Sunday, January 08, 2012

A liberal but strong state is need of the hour

The mistake is to think that the current paralysis in decision making in Delhi is limited to politicians. Gutless bureaucrats, risk averse at the best of times, have done as much damage. India’s economy has sound fundamentals and is today one of the world’s strongest, but its confidence has been badly shaken by a weak state that cannot enforce its own laws, let alone enact its legislative agenda. Partly to blame is the Anna Hazare movement which has led to contempt for state institutions. Around the world, the Left wants a large state and the Right wants a small one, but what India needs is a liberal but strong state that will, at least, implement its own laws.

The other mistake is to believe that the Indian state has weakened in the past two decades as a result of coalition politics. Truth is that India has always had a weak state and its history is a story of political disunity and warring kingdoms.
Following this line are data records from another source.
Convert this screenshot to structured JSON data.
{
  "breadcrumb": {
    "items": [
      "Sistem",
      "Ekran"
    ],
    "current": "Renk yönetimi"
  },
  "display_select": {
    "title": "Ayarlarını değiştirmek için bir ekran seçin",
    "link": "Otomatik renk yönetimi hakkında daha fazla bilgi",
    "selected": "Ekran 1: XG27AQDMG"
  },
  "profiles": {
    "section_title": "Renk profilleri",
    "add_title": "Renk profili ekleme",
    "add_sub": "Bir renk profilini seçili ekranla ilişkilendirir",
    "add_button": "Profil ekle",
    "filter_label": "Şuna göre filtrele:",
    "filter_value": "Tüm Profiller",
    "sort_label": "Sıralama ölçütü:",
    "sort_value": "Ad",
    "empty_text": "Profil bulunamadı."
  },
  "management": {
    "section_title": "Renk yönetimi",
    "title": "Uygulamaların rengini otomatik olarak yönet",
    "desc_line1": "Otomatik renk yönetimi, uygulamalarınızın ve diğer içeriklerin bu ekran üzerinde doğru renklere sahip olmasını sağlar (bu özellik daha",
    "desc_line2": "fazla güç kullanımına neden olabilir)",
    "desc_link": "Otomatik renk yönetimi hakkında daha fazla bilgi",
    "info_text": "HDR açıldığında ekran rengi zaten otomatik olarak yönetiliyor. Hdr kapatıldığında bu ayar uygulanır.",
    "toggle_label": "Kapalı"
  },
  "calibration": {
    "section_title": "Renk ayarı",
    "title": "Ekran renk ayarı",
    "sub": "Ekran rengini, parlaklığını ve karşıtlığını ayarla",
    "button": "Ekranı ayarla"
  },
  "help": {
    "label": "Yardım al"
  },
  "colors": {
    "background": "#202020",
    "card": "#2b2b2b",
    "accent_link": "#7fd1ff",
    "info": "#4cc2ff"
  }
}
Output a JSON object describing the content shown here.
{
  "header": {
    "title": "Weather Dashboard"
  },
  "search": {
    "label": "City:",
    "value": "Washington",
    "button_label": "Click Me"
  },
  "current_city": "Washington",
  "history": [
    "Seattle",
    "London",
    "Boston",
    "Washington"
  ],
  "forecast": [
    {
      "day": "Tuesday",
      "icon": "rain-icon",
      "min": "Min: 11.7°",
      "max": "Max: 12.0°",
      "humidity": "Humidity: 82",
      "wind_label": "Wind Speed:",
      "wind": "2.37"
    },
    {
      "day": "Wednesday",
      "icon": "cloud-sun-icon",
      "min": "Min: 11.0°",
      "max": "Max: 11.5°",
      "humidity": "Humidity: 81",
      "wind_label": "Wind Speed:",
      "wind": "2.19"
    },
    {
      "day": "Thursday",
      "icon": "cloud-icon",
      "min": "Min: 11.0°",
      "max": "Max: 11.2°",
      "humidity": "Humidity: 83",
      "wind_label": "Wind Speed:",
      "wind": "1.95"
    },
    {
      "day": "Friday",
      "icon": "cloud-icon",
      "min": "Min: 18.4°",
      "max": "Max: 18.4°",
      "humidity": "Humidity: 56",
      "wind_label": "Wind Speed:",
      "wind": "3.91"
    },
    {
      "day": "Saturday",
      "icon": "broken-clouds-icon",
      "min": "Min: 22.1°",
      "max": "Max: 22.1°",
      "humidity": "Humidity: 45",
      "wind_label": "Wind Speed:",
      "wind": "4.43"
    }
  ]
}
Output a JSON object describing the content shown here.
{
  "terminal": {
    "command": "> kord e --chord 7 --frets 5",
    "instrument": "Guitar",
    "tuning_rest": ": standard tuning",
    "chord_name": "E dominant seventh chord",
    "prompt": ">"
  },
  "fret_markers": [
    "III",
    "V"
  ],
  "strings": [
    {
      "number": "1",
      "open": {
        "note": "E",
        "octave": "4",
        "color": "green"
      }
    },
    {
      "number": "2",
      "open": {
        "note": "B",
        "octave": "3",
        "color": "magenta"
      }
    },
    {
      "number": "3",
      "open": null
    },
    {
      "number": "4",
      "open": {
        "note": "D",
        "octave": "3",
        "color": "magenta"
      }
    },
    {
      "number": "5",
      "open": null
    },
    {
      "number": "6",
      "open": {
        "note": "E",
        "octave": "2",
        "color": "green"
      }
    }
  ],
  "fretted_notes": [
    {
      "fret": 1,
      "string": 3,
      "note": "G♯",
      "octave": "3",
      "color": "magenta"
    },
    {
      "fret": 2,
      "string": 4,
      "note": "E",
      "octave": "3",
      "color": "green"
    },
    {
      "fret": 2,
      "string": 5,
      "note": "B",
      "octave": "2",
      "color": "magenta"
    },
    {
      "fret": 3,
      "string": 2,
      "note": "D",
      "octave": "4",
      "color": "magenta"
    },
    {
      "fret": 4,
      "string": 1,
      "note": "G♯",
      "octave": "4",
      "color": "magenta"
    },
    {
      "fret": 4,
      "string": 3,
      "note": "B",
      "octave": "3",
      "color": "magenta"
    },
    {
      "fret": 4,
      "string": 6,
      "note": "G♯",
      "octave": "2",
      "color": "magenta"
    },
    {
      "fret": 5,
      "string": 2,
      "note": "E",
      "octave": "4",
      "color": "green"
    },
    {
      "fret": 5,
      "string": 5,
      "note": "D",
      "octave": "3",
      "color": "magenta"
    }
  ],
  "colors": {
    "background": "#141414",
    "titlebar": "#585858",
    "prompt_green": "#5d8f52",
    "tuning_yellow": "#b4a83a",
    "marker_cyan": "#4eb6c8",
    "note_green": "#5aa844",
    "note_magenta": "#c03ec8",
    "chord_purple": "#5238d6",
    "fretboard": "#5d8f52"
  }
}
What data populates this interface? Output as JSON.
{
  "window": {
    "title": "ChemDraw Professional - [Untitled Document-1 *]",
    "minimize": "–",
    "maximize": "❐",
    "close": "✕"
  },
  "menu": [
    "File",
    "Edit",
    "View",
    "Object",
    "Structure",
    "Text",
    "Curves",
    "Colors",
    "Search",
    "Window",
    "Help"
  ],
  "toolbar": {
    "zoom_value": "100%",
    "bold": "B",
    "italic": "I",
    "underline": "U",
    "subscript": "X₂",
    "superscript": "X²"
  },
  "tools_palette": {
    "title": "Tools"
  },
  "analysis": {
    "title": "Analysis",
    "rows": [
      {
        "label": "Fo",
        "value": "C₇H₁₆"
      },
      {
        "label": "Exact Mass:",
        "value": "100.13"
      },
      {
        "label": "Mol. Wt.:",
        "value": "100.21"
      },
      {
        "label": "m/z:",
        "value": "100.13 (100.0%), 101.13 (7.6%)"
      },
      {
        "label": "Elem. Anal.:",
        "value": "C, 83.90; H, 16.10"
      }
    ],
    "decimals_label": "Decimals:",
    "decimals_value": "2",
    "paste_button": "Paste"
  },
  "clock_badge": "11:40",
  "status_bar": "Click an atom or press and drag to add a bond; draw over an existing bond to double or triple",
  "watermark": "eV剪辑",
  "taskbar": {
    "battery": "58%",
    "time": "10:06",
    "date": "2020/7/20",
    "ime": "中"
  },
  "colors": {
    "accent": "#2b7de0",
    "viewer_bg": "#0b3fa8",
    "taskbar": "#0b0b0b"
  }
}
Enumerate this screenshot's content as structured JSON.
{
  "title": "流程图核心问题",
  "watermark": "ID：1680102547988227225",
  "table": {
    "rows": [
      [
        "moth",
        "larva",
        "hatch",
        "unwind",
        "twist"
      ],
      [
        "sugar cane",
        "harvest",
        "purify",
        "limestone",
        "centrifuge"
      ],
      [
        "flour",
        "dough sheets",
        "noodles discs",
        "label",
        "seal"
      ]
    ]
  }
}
Even our strongest empires were far weaker than say, the Qin Dynasty in China which built the Great Wall to keep out invaders. (That those invaders ended up in India in a chain reaction is another story.) The historian, Chris Bayly, describes how early European travellers to India were struck by the energy, colour and sophistication of the bazaar compared to the decadence of its rulers.Although historically weak, at Independence India inherited strong, robust institutions of the state—a professional police, bureaucracy, and judiciary. These are now in decay and the gap between ideals and reality has grown. It should not take seven years to build a road that takes two elsewhere; neither should it take 19 years to get justice; nor 23 years to build a dam. Poor governance and its cousin, corruption, are symptoms of a weak and soft state.

However, India has historically had a strong society, which prevented tyranny by the state. An Indian was defined by his village, caste and family, not by the state (as in China). The law—dharma--also emerged from society, not the state, and was later codified in Dharmashastras. But that old society is now changing. As Adam Smith predicted in The Wealth of Nations, the growth of markets would lead to a division of labour and new social groups would emerge. Open access to markets and job mobility would undermine traditional social authority, replacing it with more flexible, voluntary groups. Two decades of high growth is doing that and Anna’s movement reflects how it. The country is evolving from a traditional to a modern civil society. This is a positive thing for a modern democracy needs a vigorous civil society to keep it honest.

The past twenty years of capitalist growth have made India one of the world’s fastest growing economies. The contrast between a successful private economy and a weak, public order has led to the impression that India might be able to manage without a strong state. But markets do not work in a vacuum. They need a network of regulations and regulators to enforce them. In the past two decades good regulators have definitely contributed to India’s economic success. The telecom revolution was partly ushered by its first regulator (TRAI) under Justice S. S. Sodhi and B.K. Zutshi, who were strong enough to withstand pressures from the Telecom Department, which wanted to weaken private mobile companies. Stock exchanges have been strengthened by SEBI, the capital market regulator. The Reserve Bank’s oversight of banking has improved and matured. The insurance and pension regulators have also earned their spurs. On the other hand, power regulators in the centre and the states are mostly spineless, self-serving, retired babus, who have failed to implement Electricity Act 2003, and prevented a power revolution in India.

A ‘strong state’ usually carries a bad odour, conjuring up authoritarian images of Nazi Germany or Soviet Russia. A ‘liberal, strong state’ is, however, not oppressive. It is efficient, enabling and tough against law-breakers. It punishes the corrupt swiftly. But it also protects liberties and dissent and enjoys legitimacy among the governed. A strong civil society is needed to hold such a state accountable. More than ever, Indians today need to make a liberal case for such a strong state.